Available data Block Start

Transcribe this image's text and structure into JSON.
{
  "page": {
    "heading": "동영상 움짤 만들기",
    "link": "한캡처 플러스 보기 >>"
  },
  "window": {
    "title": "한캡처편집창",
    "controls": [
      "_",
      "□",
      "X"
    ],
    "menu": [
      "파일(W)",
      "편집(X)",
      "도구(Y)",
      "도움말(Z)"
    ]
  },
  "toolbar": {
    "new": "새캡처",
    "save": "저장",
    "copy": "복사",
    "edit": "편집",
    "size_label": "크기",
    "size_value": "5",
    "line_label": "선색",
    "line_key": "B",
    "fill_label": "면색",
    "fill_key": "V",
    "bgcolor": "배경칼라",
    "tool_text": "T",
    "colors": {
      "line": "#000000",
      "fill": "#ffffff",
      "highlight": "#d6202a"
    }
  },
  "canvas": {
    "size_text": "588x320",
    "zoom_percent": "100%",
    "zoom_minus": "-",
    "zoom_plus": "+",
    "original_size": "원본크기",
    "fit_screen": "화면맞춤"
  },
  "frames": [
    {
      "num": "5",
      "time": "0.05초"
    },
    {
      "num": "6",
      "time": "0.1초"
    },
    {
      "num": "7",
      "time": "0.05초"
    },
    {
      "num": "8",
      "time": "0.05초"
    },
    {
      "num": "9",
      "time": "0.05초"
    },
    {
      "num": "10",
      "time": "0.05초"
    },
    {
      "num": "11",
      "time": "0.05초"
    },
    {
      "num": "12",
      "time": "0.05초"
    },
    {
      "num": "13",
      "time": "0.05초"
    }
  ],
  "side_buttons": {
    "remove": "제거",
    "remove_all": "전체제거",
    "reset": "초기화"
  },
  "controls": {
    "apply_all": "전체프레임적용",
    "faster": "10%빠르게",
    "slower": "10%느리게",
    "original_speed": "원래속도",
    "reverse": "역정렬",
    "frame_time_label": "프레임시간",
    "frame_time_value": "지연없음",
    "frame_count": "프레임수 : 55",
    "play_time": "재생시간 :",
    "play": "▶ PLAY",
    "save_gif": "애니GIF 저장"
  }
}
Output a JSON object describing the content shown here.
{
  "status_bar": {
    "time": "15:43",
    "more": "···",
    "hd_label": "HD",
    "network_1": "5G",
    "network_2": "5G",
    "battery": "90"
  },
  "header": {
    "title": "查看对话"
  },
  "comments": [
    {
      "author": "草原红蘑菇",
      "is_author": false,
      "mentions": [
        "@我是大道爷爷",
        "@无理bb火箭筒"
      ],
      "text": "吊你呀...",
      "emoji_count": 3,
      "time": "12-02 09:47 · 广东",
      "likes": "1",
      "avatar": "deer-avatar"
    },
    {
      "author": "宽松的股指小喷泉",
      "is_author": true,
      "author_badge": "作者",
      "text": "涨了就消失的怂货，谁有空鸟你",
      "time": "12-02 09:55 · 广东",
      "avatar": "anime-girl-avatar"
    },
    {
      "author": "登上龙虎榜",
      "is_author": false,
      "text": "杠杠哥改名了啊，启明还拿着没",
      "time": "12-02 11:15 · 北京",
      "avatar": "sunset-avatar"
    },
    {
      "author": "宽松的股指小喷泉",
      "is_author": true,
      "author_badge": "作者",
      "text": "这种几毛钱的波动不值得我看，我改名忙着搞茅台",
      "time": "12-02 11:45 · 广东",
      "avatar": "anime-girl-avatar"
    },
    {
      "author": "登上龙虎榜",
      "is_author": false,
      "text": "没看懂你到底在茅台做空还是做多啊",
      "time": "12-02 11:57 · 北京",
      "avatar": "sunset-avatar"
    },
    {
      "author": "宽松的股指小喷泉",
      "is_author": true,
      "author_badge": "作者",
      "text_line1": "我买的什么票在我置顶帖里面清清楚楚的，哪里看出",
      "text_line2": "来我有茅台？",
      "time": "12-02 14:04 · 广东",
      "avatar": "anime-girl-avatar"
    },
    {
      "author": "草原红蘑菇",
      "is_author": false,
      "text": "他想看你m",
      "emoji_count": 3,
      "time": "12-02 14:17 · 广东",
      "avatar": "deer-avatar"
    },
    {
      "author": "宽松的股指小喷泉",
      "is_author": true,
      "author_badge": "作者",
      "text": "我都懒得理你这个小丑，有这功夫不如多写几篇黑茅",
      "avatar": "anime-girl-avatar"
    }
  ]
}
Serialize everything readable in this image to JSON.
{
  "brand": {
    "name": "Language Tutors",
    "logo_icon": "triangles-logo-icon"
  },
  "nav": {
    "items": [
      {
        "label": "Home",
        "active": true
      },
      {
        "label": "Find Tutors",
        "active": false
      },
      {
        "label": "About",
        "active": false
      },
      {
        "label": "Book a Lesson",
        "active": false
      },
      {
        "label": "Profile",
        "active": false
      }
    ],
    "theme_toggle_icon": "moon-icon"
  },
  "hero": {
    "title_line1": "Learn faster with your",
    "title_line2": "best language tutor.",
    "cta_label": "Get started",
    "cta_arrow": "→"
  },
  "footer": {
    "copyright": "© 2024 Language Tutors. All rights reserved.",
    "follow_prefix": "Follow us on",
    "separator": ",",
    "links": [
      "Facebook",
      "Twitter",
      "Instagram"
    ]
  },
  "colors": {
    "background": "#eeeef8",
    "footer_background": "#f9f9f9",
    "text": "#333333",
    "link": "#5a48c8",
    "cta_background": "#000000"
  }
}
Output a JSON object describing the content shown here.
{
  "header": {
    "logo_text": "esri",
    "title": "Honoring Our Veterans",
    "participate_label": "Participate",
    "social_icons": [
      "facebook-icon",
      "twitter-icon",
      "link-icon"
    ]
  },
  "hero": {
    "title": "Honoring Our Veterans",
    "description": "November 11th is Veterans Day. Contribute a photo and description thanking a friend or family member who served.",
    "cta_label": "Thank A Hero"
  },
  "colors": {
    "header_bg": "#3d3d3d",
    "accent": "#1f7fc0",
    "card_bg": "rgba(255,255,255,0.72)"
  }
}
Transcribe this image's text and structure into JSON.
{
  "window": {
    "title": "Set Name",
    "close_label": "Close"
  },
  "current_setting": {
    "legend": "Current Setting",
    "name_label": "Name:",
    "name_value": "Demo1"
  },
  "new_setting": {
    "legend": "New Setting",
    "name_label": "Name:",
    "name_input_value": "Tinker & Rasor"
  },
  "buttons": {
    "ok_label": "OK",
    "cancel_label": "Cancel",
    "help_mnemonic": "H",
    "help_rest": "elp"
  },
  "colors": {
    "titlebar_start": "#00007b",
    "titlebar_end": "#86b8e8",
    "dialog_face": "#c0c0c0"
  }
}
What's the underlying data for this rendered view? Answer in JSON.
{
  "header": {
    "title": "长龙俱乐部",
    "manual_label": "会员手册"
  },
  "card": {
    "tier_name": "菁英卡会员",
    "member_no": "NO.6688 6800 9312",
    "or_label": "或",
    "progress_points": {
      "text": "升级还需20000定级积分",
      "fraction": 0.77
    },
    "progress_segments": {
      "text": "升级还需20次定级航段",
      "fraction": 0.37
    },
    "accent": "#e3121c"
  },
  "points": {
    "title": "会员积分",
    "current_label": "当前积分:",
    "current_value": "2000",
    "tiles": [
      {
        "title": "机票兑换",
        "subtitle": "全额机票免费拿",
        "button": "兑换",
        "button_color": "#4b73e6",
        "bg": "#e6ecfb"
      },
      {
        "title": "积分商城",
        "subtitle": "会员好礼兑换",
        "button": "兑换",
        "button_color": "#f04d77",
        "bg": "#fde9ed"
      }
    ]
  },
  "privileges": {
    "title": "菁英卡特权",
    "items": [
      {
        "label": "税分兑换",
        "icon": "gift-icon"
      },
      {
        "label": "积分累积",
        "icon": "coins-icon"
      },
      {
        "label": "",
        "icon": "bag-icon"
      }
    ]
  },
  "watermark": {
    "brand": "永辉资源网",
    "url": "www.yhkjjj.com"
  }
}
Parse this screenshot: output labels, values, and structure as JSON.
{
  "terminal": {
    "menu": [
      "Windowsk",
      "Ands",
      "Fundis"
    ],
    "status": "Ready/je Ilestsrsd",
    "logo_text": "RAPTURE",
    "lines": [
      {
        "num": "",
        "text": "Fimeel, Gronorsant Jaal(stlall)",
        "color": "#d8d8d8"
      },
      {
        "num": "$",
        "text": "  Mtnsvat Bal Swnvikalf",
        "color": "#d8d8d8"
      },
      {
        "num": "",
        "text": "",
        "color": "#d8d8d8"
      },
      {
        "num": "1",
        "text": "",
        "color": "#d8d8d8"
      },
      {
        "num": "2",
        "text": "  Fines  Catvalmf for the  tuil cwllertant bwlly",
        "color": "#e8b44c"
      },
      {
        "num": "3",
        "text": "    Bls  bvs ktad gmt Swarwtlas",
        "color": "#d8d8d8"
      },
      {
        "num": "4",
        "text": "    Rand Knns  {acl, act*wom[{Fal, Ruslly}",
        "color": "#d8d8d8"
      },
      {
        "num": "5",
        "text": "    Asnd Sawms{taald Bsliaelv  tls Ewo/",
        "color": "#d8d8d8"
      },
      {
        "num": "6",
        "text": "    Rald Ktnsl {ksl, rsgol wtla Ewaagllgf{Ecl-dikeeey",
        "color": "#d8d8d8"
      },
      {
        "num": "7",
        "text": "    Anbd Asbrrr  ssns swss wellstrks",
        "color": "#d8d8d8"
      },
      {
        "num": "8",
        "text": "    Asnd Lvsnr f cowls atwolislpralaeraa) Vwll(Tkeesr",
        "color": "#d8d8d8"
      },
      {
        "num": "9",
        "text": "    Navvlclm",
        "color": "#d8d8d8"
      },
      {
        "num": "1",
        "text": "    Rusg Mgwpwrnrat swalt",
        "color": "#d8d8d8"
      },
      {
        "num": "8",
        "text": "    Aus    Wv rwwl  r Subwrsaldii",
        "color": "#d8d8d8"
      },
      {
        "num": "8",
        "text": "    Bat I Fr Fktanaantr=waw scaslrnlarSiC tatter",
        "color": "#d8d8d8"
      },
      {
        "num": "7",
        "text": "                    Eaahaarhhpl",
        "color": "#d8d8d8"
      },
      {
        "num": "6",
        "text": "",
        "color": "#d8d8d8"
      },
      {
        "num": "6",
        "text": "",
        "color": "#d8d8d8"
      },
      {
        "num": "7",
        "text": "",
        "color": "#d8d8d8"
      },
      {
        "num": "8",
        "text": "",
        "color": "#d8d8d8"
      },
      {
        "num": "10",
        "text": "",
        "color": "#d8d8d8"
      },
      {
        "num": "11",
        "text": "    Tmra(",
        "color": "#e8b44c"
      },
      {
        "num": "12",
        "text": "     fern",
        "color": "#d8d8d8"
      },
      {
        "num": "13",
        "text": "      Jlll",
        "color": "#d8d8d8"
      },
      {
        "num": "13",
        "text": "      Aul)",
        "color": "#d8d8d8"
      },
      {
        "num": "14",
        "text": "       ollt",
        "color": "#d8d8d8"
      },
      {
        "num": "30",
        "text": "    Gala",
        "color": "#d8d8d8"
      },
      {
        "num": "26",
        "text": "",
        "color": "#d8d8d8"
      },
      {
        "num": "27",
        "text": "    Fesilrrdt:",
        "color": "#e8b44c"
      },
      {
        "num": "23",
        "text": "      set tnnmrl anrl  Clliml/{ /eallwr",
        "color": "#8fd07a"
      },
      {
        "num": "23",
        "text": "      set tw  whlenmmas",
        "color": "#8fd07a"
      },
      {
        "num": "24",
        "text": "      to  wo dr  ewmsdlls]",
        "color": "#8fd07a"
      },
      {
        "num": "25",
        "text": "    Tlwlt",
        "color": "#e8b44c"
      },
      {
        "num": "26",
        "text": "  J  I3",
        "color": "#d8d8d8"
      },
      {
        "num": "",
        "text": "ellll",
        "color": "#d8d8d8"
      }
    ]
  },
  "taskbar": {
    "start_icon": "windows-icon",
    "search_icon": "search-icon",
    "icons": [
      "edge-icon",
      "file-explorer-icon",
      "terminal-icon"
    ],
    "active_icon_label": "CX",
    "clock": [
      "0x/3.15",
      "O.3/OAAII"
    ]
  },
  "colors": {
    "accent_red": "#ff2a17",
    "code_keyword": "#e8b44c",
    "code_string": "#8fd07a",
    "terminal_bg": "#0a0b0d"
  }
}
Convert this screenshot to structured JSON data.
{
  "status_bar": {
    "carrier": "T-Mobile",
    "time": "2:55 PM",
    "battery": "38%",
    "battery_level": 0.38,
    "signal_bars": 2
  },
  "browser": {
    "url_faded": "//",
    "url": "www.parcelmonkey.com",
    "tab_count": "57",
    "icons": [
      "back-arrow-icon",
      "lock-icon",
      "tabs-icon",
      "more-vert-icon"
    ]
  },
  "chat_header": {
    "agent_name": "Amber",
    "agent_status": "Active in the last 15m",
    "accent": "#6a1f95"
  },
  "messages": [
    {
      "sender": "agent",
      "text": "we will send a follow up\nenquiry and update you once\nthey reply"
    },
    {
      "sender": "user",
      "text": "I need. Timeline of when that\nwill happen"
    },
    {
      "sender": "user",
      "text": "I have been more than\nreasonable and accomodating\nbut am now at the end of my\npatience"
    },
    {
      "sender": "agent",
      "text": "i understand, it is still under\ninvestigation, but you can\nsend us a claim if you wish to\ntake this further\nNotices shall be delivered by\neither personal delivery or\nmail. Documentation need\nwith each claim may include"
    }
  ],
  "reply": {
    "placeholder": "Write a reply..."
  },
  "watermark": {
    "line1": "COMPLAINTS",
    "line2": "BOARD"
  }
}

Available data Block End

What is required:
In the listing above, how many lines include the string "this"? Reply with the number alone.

Response:
7